House Judiciary Committee ranking member Jerrold Nadler, D-N.Y., is urging the Justice Department and the FBI that the Democrats on the panel be included in determining how the agencies handle a request from Chairman Bob Goodlatte, R-Va., to provide materials on potential violations of the Foreign Intelligence Surveillance Act.
Nadler sent a letter Tuesday after Goodlatte requested on Feb. 1 that the agencies provide information including all correspondence with the Foreign Intelligence Surveillance Court and all FISA applications concerning those affiliated with the Trump campaign or the administration; documentation of the FISC hearings and court transcripts; documentation concerning proposed, recommended, or actual FISA coverage on former Secretary of State Hillary Clinton and her associates; among other documents.
Nadler claimed the letter Goodlatte wrote had been issued without any input from the Democrats on the committee and requested that the minority be allowed to contribute to the discussion on how the agencies handle the request.
“Given the sensitive nature of the items requested and the potential for misuse and cherry-picking of any classified information you may provide ... I respectfully request that the Committee Minority be included in any discussions concerning how the Department of Justice and the FBI will handle Chairman Goodlatte’s request,” Nadler said in the letter. “I also ask that, at the appropriate time, you will give the Minority an opportunity to supplement the Chairman’s request so that we can make a full and complete record of events available to our Members.”
Nadler said he is worried GOP lawmakers are using their oversight authority to undermine current federal investigations rather than probe Russian interference in the 2016 election.
Nadler also said the investigations “dovetail with an ongoing effort by President Trump to tarnish the reputation of the Justice Department and the FBI.” He noted that Trump has called special counsel Robert Mueller’s probe “the single greatest witch hunt of a politician in American history” and has said that the FBI’s reputation is “in tatters.”
Mueller's team is investigating whether members of the Trump campaign colluded with the Kremlin during the 2016 election.
“I am troubled by these inaccurate and inappropriate criticisms by the President, and by the impact this barrage must have had on the morale of career personnel at your agencies,” Nadler said.
The letters from Nadler and Goodlatte come after a memo authored by House Intelligence Committee Chairman Devin Nunes, R-Calif., was publicly released last week.
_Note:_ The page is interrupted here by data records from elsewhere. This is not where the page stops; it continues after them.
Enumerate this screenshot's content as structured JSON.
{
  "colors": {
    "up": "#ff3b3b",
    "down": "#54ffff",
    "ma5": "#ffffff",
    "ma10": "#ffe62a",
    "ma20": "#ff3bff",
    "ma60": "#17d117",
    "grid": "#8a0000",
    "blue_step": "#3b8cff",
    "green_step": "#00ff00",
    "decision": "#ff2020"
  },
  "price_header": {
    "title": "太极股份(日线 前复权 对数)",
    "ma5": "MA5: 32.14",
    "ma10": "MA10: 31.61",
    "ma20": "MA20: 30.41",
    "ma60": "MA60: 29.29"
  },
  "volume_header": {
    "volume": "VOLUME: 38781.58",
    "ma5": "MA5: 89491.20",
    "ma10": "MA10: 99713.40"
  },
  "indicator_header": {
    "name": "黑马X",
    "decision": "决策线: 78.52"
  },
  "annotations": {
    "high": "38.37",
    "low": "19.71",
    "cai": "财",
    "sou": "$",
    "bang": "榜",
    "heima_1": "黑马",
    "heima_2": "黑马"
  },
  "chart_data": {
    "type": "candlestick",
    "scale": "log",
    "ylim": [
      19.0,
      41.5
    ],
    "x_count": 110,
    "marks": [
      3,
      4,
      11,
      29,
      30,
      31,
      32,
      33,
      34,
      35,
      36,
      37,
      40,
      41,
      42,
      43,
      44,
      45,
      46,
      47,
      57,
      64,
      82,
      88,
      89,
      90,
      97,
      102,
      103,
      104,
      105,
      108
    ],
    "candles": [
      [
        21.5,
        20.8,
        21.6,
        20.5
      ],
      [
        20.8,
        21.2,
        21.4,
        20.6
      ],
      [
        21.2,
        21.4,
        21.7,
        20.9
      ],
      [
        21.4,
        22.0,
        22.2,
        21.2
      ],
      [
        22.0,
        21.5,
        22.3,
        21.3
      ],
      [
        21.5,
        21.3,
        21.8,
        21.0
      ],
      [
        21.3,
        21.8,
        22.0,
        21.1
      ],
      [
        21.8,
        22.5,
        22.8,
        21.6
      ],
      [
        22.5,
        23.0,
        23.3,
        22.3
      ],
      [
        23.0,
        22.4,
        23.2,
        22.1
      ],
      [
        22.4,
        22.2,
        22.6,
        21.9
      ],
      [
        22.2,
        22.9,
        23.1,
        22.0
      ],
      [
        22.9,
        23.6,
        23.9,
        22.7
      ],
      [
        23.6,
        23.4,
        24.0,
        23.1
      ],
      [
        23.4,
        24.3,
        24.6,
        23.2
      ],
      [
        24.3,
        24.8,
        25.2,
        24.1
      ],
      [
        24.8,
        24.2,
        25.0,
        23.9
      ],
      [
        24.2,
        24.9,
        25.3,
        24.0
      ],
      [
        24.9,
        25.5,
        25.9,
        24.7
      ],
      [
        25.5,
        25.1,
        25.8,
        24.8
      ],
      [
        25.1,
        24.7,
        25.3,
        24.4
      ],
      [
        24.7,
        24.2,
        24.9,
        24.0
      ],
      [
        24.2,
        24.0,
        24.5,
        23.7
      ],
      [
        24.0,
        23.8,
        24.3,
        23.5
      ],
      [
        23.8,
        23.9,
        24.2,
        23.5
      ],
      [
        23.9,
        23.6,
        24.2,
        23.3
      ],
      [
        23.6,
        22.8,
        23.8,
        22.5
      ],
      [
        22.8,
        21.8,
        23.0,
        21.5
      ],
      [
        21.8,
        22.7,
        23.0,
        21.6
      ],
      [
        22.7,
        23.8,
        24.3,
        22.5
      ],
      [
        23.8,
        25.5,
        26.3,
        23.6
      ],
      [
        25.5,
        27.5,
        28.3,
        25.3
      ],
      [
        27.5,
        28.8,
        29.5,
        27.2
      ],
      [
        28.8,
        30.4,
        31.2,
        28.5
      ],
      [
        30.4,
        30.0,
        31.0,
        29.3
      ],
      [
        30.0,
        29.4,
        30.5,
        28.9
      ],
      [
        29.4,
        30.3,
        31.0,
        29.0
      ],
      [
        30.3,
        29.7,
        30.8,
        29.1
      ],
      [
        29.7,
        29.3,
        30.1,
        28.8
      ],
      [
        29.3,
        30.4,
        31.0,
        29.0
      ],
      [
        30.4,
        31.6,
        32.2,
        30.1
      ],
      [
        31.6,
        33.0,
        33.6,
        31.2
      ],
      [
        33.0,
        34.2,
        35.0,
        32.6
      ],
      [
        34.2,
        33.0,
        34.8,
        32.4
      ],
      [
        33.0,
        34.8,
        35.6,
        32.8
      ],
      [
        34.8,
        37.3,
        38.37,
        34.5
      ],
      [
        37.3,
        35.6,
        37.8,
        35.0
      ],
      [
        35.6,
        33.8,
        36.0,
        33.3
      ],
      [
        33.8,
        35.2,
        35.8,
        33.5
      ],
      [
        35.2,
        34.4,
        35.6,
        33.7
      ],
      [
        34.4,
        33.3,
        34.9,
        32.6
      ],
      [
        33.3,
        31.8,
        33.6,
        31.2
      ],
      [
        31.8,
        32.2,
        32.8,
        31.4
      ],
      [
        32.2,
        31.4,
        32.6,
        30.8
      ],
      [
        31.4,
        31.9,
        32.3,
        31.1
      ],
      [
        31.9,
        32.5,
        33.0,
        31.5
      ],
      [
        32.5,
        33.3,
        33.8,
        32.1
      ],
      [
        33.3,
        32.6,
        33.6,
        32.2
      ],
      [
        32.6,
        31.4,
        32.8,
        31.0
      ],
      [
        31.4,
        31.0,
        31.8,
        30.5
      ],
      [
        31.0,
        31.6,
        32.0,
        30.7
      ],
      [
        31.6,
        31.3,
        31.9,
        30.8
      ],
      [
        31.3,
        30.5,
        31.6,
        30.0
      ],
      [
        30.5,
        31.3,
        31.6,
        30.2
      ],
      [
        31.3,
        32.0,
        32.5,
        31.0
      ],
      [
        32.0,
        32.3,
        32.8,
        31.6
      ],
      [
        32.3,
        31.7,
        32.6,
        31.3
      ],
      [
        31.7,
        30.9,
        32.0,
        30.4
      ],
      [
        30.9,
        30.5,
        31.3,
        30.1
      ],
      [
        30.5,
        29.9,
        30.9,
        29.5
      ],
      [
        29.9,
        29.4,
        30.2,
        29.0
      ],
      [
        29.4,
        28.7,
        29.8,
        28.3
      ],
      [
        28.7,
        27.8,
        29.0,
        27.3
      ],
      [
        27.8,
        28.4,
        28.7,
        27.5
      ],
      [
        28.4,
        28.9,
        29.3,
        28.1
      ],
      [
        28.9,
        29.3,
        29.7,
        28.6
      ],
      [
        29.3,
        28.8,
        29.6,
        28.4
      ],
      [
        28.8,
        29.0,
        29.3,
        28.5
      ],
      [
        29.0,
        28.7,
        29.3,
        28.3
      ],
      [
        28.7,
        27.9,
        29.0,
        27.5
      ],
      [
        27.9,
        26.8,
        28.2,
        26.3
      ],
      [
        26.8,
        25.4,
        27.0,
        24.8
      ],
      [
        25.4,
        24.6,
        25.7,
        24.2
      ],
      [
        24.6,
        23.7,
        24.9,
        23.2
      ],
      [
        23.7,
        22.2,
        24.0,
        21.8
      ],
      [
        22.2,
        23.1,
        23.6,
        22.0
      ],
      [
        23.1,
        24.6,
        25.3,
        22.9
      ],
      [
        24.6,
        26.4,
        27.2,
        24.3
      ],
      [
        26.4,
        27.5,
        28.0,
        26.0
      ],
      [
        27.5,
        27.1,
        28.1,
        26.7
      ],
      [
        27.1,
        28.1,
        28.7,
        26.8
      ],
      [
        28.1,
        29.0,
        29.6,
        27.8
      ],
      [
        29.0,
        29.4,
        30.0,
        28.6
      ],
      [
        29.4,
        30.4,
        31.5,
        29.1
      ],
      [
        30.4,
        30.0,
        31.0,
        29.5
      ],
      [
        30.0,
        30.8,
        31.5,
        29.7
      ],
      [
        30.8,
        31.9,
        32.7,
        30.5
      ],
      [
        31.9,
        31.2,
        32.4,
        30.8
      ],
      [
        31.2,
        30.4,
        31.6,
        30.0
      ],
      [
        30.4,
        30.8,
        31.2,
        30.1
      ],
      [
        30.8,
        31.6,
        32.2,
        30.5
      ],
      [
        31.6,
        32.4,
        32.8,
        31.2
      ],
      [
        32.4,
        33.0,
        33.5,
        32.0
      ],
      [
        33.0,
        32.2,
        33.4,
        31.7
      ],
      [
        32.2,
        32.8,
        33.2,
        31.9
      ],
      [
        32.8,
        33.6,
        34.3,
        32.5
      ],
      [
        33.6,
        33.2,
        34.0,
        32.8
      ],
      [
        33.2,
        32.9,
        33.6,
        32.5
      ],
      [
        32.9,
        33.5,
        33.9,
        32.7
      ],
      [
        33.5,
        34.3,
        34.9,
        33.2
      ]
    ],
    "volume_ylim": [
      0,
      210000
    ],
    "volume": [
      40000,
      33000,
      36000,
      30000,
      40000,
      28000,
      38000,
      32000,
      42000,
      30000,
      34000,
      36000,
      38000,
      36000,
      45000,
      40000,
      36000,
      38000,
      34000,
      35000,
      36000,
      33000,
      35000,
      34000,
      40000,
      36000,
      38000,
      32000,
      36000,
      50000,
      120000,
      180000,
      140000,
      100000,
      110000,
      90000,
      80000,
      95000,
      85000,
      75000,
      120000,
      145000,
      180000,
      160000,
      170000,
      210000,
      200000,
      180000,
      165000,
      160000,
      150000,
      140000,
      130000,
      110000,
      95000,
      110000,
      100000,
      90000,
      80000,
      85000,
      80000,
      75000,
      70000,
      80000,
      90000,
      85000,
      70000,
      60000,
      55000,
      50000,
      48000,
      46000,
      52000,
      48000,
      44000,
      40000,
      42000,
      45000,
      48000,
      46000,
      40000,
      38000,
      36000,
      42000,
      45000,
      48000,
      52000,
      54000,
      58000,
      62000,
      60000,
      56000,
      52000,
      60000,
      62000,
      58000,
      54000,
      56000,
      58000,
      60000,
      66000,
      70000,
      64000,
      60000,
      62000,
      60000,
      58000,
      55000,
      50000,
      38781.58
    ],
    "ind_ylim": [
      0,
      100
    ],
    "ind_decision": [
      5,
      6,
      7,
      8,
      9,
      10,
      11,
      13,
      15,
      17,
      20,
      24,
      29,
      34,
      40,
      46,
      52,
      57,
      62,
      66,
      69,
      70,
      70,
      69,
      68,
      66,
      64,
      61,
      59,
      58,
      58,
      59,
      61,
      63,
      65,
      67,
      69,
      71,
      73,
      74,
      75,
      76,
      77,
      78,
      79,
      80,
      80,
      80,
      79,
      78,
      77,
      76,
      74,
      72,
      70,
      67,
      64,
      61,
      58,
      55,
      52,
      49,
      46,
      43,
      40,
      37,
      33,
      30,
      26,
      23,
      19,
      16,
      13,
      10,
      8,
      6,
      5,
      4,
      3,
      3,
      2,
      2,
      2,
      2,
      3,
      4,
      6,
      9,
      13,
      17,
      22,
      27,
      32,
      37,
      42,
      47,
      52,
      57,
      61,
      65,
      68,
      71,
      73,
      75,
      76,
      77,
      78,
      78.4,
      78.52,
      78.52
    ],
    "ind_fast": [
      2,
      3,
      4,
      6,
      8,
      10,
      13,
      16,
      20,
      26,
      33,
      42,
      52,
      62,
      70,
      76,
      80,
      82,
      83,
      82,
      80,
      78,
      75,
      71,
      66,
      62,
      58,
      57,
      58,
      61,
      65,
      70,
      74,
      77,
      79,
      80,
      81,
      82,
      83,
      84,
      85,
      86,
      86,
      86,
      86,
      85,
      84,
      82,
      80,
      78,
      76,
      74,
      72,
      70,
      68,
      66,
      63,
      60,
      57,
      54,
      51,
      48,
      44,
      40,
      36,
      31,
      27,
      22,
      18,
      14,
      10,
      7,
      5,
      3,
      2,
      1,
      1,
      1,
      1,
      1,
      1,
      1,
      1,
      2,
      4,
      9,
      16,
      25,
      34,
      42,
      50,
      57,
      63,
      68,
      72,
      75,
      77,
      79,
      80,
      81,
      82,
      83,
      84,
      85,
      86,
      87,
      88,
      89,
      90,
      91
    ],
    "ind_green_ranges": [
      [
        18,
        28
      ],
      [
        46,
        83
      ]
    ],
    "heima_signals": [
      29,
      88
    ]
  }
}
That memo outlines alleged surveillance violations by the U.S. government.
Democrats have dismissed its contents as nothing more than "talking points" and have complained that the so-called "Nunes memo" is leading to a "false narrative" without the proper context.
House Intel Democrats have composed their own rebuttal memo to the GOP memo. The House Intelligence Committee voted in favor of releasing the Democratic memo on Monday, and it is now up to Trump to decide what will be released and if any redactions will be made.